*** EXERCISE INPUT ***
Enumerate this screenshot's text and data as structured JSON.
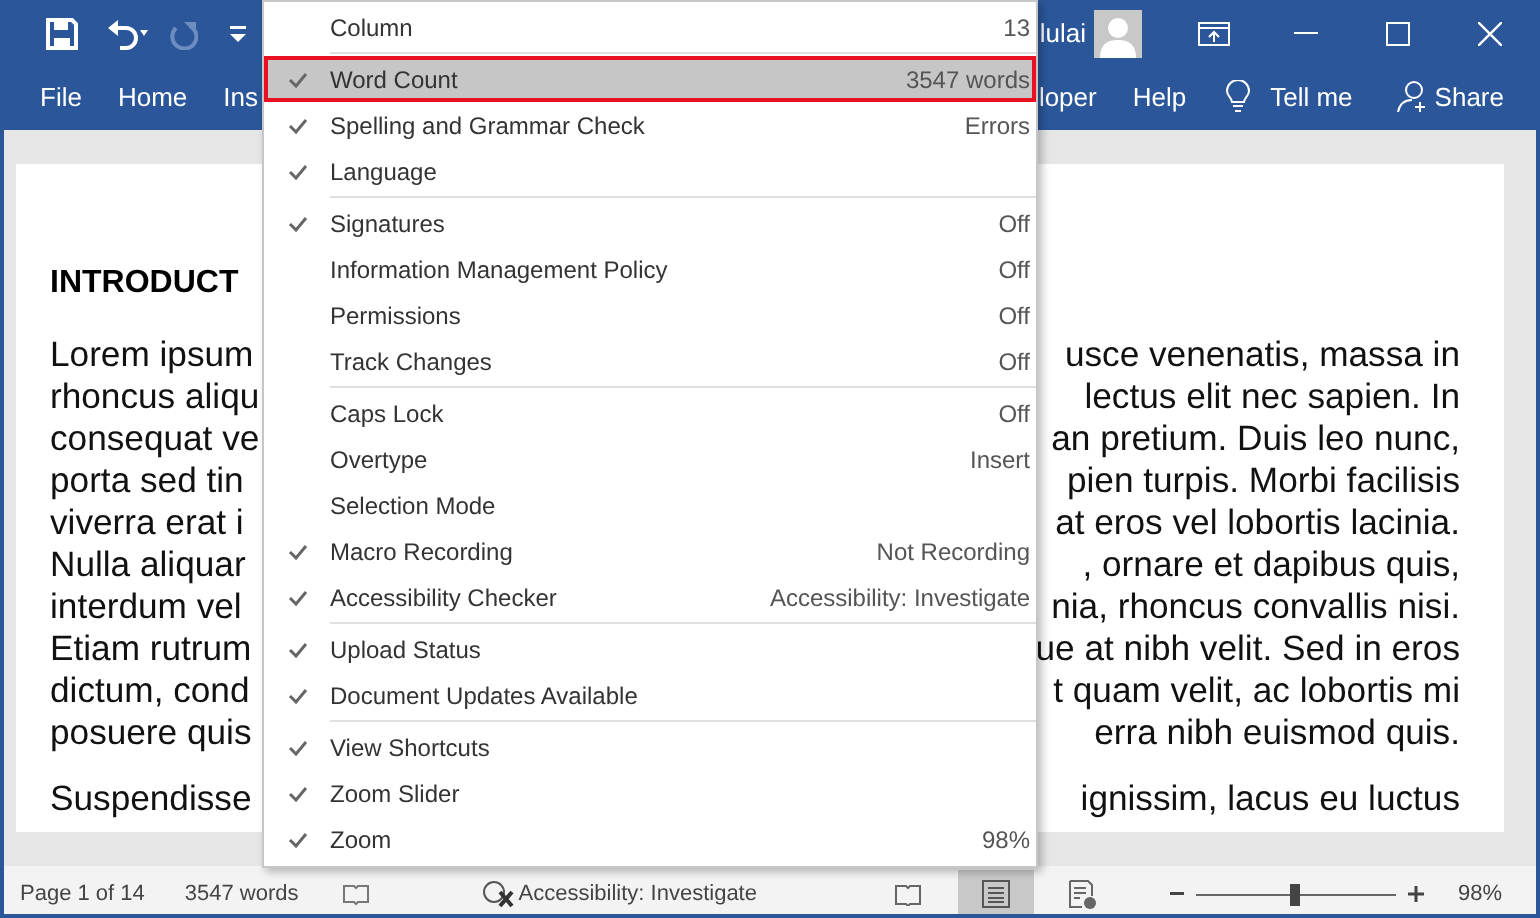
{
  "title_bar": {
    "user_name": "lulai"
  },
  "ribbon": {
    "tabs_left": [
      "File",
      "Home",
      "Ins"
    ],
    "tabs_right": [
      "loper",
      "Help"
    ],
    "tell_me": "Tell me",
    "share": "Share"
  },
  "document": {
    "heading": "INTRODUCT",
    "paragraphs": [
      {
        "lines": [
          {
            "left": "Lorem ipsum",
            "right": "usce venenatis, massa in"
          },
          {
            "left": "rhoncus aliqu",
            "right": "lectus elit nec sapien. In"
          },
          {
            "left": "consequat ve",
            "right": "an pretium. Duis leo nunc,"
          },
          {
            "left": "porta sed tin",
            "right": "pien turpis. Morbi facilisis"
          },
          {
            "left": "viverra erat i",
            "right": "at eros vel lobortis lacinia."
          },
          {
            "left": "Nulla aliquar",
            "right": ", ornare et dapibus quis,"
          },
          {
            "left": "interdum vel",
            "right": "nia, rhoncus convallis nisi."
          },
          {
            "left": "Etiam rutrum",
            "right": "ue at nibh velit. Sed in eros"
          },
          {
            "left": "dictum, cond",
            "right": "t quam velit, ac lobortis mi"
          },
          {
            "left": "posuere quis",
            "right": "erra nibh euismod quis."
          }
        ]
      },
      {
        "lines": [
          {
            "left": "Suspendisse",
            "right": "ignissim, lacus eu luctus"
          }
        ]
      }
    ]
  },
  "status_bar": {
    "page": "Page 1 of 14",
    "words": "3547 words",
    "accessibility": "Accessibility: Investigate",
    "views": [
      {
        "kind": "read",
        "selected": false
      },
      {
        "kind": "print",
        "selected": true
      },
      {
        "kind": "web",
        "selected": false
      }
    ],
    "zoom": {
      "level": 0.49,
      "reading": "98%"
    }
  },
  "context_menu": {
    "groups": [
      {
        "items": [
          {
            "label": "Column",
            "value": "13",
            "checked": false,
            "selected": false
          }
        ]
      },
      {
        "items": [
          {
            "label": "Word Count",
            "value": "3547 words",
            "checked": true,
            "selected": true
          },
          {
            "label": "Spelling and Grammar Check",
            "value": "Errors",
            "checked": true,
            "selected": false
          },
          {
            "label": "Language",
            "checked": true,
            "selected": false
          }
        ]
      },
      {
        "items": [
          {
            "label": "Signatures",
            "value": "Off",
            "checked": true,
            "selected": false
          },
          {
            "label": "Information Management Policy",
            "value": "Off",
            "checked": false,
            "selected": false
          },
          {
            "label": "Permissions",
            "value": "Off",
            "checked": false,
            "selected": false
          },
          {
            "label": "Track Changes",
            "value": "Off",
            "checked": false,
            "selected": false
          }
        ]
      },
      {
        "items": [
          {
            "label": "Caps Lock",
            "value": "Off",
            "checked": false,
            "selected": false
          },
          {
            "label": "Overtype",
            "value": "Insert",
            "checked": false,
            "selected": false
          },
          {
            "label": "Selection Mode",
            "checked": false,
            "selected": false
          },
          {
            "label": "Macro Recording",
            "value": "Not Recording",
            "checked": true,
            "selected": false
          },
          {
            "label": "Accessibility Checker",
            "value": "Accessibility: Investigate",
            "checked": true,
            "selected": false
          }
        ]
      },
      {
        "items": [
          {
            "label": "Upload Status",
            "checked": true,
            "selected": false
          },
          {
            "label": "Document Updates Available",
            "checked": true,
            "selected": false
          }
        ]
      },
      {
        "items": [
          {
            "label": "View Shortcuts",
            "checked": true,
            "selected": false
          },
          {
            "label": "Zoom Slider",
            "checked": true,
            "selected": false
          },
          {
            "label": "Zoom",
            "value": "98%",
            "checked": true,
            "selected": false
          }
        ]
      }
    ]
  }
}
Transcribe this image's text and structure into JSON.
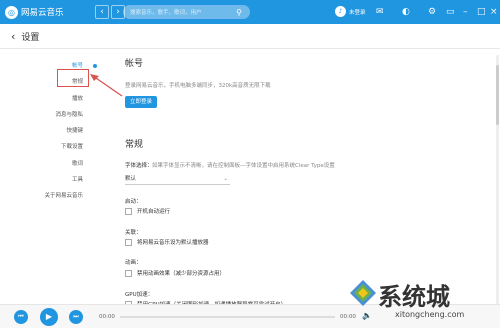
{
  "titlebar": {
    "app_name": "网易云音乐",
    "back_arrow": "‹",
    "forward_arrow": "›",
    "search_placeholder": "搜索音乐，歌手，歌词，用户",
    "avatar_text": "♪",
    "username": "未登录",
    "bg_color": "#2196e0"
  },
  "header": {
    "back_icon": "‹",
    "title": "设置"
  },
  "sidebar": {
    "items": [
      {
        "label": "帐号",
        "active": true
      },
      {
        "label": "常规",
        "active": false
      },
      {
        "label": "播放",
        "active": false
      },
      {
        "label": "消息与隐私",
        "active": false
      },
      {
        "label": "快捷键",
        "active": false
      },
      {
        "label": "下载设置",
        "active": false
      },
      {
        "label": "歌词",
        "active": false
      },
      {
        "label": "工具",
        "active": false
      },
      {
        "label": "关于网易云音乐",
        "active": false
      }
    ]
  },
  "account": {
    "title": "帐号",
    "desc": "登录网易云音乐，手机电脑多端同步，320k高音质无限下载",
    "login_button": "立即登录"
  },
  "general": {
    "title": "常规",
    "font_label": "字体选择：",
    "font_note": "如果字体显示不清晰，请在控制面板—字体设置中启用系统Clear Type设置",
    "font_value": "默认",
    "startup_label": "启动：",
    "startup_option": "开机自动运行",
    "assoc_label": "关联：",
    "assoc_option": "将网易云音乐设为默认播放器",
    "anim_label": "动画：",
    "anim_option": "禁用动画效果（减少部分资源占用）",
    "gpu_label": "GPU加速：",
    "gpu_option": "禁用GPU加速（关闭图形加速，如遇播放器异常可尝试开启）"
  },
  "player": {
    "time_current": "00:00",
    "time_total": "00:00",
    "progress": 0
  },
  "watermark": {
    "text": "系统城",
    "url": "xitongcheng.com"
  }
}
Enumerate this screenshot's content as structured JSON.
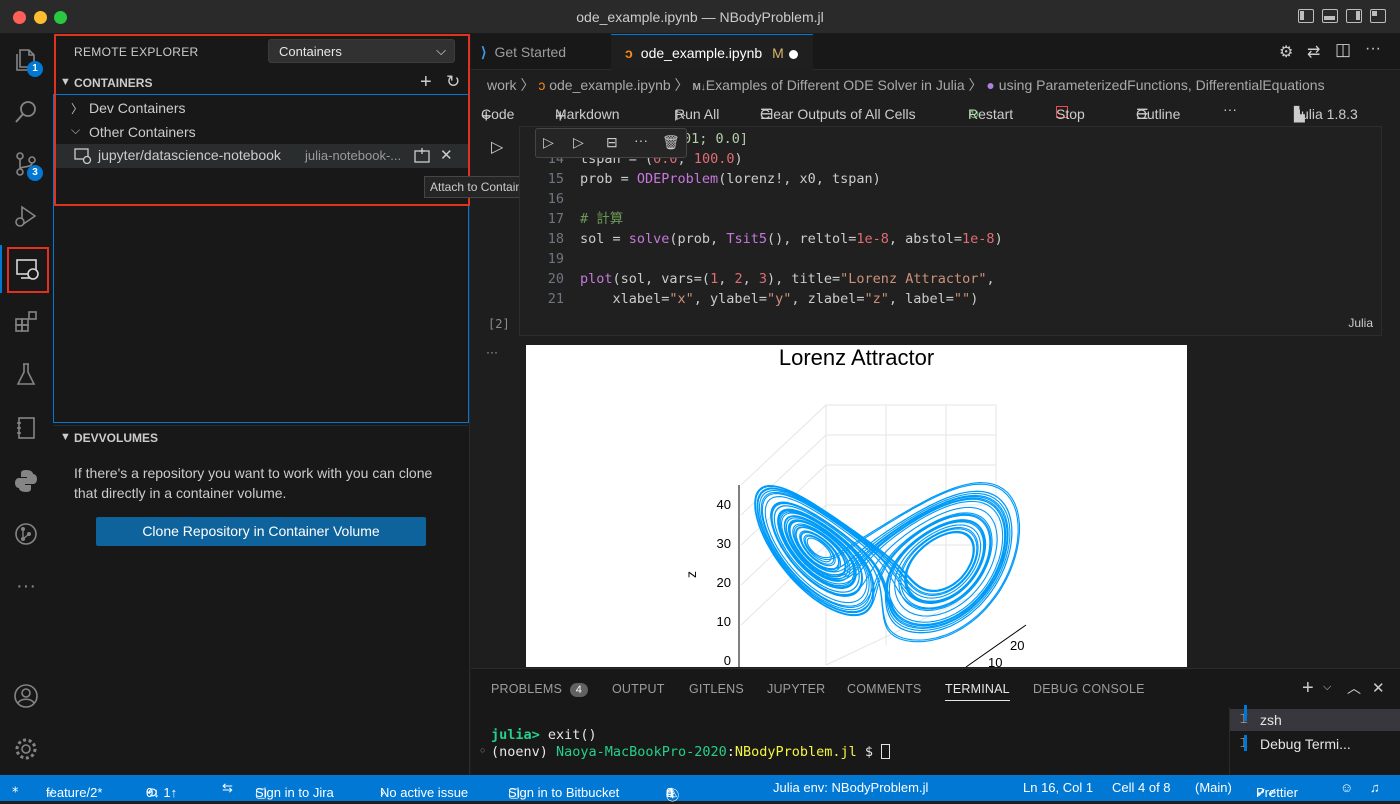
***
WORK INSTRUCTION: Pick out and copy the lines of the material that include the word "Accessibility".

YOUR SOLUTION:
    "accessibility": "Accessibility: Investigate",
            "label": "Accessibility Checker",
            "value": "Accessibility: Investigate",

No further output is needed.